Luckily, the principal who made me realize that it might be my directions that were the problem was the same principal who helped me figure out how to fix it. A major piece of the fix was in creating criteria for my directions and ensuring that every time I asked my students to do something, these criteria, outlined in detail below, were met.
The 4 Criteria
1. Observable: The first shift I addressed with my directions was to make each direction I gave observable. This made it easy for me to identify which students were following the direction and which were not. Additionally, observable directions provide clear action steps for students, so they know exactly what is expected of them and how they should accomplish the given task. The action steps given should include not only what students are doing but how they are doing it—silently, with partners, in groups, etc.
2. Timed: The second facet of my directions that I needed to address was timing. When students are provided a time frame for the direction, they know when to start and when to stop. This helps to create a sense of urgency in the classroom so that all students recognize the need to be on task right away and remain on task the entire time.
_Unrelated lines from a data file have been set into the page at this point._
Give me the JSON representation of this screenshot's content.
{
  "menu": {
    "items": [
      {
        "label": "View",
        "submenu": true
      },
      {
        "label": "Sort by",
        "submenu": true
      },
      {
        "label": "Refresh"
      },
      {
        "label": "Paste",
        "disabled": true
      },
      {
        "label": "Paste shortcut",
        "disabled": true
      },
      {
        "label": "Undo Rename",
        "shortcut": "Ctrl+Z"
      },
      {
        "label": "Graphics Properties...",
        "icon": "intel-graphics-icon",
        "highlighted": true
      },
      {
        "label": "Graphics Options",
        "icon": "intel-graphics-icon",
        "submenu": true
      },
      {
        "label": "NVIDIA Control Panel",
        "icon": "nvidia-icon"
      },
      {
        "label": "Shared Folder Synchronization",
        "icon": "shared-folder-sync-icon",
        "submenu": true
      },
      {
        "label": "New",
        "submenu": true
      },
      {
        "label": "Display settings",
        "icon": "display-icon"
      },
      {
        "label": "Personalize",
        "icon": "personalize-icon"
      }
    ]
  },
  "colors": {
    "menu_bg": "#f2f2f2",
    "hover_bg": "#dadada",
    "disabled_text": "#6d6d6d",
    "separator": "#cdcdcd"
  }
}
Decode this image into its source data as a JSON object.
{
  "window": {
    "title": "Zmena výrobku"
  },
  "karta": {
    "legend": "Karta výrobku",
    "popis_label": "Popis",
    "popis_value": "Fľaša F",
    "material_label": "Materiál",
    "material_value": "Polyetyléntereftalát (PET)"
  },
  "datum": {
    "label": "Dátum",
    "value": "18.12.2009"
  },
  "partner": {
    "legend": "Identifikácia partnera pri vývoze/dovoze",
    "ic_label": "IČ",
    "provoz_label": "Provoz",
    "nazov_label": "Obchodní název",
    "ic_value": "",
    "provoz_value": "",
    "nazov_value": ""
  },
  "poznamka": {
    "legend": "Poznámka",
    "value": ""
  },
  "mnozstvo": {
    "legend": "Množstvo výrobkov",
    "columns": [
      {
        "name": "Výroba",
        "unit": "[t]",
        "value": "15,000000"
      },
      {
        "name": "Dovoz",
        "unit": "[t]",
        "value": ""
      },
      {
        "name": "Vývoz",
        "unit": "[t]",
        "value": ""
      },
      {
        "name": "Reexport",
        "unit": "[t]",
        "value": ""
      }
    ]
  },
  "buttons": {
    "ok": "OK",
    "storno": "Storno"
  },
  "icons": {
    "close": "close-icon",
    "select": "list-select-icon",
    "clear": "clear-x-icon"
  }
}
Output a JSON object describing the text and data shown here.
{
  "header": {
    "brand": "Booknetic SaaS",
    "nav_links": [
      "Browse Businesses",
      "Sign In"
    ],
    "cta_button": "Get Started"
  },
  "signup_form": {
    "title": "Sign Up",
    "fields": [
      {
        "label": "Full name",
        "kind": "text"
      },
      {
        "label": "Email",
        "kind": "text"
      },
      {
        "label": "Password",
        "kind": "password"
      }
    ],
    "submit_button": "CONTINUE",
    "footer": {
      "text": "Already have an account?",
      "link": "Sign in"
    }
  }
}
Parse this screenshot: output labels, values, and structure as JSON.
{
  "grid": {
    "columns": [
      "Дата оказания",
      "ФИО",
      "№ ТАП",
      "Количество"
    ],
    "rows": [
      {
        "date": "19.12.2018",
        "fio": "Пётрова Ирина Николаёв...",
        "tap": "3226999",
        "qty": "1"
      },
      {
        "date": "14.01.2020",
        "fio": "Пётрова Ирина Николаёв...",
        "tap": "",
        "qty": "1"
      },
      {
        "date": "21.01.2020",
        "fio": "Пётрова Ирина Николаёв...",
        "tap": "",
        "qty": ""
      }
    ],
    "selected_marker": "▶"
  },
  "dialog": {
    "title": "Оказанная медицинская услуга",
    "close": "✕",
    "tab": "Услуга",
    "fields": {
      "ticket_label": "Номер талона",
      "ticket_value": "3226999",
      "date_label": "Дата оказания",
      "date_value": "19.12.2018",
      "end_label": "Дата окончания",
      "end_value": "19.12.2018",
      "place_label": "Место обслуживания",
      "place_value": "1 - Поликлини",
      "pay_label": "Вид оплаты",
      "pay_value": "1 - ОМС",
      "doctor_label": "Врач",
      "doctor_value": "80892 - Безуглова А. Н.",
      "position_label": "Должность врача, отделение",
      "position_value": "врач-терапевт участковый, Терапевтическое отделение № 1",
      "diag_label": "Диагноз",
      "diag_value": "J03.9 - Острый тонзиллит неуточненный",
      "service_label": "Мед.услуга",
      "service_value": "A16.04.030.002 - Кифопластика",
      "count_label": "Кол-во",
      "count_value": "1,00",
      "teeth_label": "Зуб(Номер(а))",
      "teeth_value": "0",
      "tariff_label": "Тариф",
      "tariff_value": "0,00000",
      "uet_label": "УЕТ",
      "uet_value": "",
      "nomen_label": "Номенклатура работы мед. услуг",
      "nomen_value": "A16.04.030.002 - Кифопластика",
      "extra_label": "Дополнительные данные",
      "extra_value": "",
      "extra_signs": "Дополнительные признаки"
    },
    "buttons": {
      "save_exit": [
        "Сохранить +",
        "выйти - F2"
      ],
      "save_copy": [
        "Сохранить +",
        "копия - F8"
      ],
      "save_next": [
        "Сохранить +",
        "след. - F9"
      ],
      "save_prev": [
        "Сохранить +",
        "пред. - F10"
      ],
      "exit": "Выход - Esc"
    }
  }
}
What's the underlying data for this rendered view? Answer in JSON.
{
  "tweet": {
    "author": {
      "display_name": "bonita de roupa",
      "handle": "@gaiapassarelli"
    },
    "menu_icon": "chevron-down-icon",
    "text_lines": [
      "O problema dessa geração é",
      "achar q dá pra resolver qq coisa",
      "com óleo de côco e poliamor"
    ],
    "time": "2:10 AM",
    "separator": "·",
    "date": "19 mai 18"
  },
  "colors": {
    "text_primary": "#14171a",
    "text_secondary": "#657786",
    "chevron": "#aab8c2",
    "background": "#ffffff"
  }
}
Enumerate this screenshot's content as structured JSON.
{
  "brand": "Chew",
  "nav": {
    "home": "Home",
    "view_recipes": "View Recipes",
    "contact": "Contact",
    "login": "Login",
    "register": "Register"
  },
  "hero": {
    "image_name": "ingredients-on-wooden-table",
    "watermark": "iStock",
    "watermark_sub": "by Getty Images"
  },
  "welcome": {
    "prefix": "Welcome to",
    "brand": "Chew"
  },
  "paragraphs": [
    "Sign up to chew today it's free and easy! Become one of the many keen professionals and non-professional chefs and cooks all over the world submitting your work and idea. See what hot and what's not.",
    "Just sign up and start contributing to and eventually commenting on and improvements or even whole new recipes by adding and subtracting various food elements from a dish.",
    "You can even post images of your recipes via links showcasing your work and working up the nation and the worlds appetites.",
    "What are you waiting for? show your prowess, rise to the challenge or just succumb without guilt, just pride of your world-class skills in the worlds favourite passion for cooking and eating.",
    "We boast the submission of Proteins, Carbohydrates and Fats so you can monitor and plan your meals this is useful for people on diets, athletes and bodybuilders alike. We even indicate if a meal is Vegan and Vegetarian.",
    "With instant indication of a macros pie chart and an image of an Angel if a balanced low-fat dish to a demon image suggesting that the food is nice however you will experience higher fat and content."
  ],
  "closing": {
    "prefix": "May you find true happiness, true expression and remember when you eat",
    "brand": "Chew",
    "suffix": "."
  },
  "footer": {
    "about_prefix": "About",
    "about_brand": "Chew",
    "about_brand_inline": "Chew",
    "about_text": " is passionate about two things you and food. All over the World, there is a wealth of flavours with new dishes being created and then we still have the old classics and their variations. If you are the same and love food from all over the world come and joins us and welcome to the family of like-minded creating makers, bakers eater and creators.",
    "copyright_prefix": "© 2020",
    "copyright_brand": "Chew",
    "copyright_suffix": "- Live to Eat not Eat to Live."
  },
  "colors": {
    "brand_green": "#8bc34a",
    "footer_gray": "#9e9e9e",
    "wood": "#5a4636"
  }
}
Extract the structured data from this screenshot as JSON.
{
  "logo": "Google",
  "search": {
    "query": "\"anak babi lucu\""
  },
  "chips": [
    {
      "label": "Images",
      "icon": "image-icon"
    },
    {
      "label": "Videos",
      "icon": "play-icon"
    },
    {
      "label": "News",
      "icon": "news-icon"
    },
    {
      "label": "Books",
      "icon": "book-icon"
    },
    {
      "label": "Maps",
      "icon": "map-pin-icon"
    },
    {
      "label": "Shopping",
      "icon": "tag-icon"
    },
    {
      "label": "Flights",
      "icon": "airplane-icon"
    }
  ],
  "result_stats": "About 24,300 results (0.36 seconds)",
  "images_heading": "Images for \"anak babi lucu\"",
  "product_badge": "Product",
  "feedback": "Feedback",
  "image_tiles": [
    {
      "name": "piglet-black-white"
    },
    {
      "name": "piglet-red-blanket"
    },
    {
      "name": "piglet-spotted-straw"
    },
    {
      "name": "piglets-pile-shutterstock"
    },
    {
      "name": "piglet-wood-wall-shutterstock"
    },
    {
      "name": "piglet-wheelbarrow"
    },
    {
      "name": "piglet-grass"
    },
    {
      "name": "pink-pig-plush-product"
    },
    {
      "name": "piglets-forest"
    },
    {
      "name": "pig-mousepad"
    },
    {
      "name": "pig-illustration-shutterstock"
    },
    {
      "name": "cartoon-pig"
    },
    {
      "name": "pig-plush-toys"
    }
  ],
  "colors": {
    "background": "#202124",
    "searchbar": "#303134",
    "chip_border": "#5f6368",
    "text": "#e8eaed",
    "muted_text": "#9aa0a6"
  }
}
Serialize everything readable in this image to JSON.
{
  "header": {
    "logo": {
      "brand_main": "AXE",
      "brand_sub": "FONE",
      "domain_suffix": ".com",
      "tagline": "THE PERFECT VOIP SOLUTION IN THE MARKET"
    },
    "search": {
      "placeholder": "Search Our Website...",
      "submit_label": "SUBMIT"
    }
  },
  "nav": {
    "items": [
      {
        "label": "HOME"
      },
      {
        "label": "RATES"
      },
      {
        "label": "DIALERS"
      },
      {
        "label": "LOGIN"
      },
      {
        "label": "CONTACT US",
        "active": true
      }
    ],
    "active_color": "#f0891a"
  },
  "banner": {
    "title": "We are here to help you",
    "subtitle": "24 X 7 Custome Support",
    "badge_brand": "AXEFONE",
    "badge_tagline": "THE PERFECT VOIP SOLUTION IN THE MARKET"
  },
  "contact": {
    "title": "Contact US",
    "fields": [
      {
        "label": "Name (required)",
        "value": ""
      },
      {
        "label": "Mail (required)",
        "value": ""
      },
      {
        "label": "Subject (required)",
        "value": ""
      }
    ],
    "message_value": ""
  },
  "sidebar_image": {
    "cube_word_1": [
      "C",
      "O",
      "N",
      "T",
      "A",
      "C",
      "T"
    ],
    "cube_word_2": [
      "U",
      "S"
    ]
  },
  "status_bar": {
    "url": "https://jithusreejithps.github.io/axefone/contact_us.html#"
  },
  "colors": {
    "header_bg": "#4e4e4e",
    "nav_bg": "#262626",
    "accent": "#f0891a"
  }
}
This can take the form of a specific time frame for the activity or can simply be an indication to students of how they know when to start and stop.
A timed direction may sound like this: “You will have two minutes to complete problem number three.” An indication of start and stop times may sound like this: “When I say ‘Go,’ you will begin working on problem number three. When it is time to stop, you will hear me count down from three, and your pencils will be down by the time I say ‘Zero.’”
Depending on your students’ needs and work styles, one of these forms of timed directions may be best or some combination of the two. I often combine the two forms to give my students as much structure as possible in how to fill their time effectively and ensure that no class time is wasted.
3. Clear: Providing students with clear directions may seem like a no-brainer, but taking the time to assess whether your directions are clear is certainly worthwhile. There are many instances in which I said something that I thought was perfectly clear, but it left my students confused. By taking the time to plan out in advance exactly what you will say to students, you can ensure that your directions will be as clear as possible. In practice, you may find that you have given what you deemed a clear direction and then realize that students are not meeting it. In these moments, it’s imperative to bring the students back and deliver the direction again in a different way.
4. Concise: Finally, it’s crucial that directions be concise. For many students, especially younger students and those who struggle with processing, a long-winded set of directions will be useless, as they may not be able to understand or remember everything that is said. Instead, provide concise directions that outline each step so that all students have the opportunity to be successful. This may require you to break down the task into smaller steps so that students can hear what to do in pieces as opposed to one large set of directions. The age and work style of your students will help you determine how to deliver directions and how many directions your students can handle at once.
What This Looks Like
When all of these criteria are put together, your directions may sound something like this: “When I say ‘Go,’ you will turn the page and begin annotating problem number one silently and independently. You have 90 seconds—go.”
Here you can readily identify the criteria at work. This direction is observable, as you can easily see whether students have turned a page and begun to annotate, while also monitoring that they are doing so silently and independently. The direction provides both a time for the entire activity and a cue for when to start. The direction is clear, as students are told exactly what to do and how to do it. Finally, this direction is concise in its wording and in the number of tasks that students are being asked to do.
Once students complete this, the next direction may be for them to work with partners, work independently, or engage in guided instruction. Regardless of what is planned next, teachers can ensure that all students will be prepared by employing effective directions.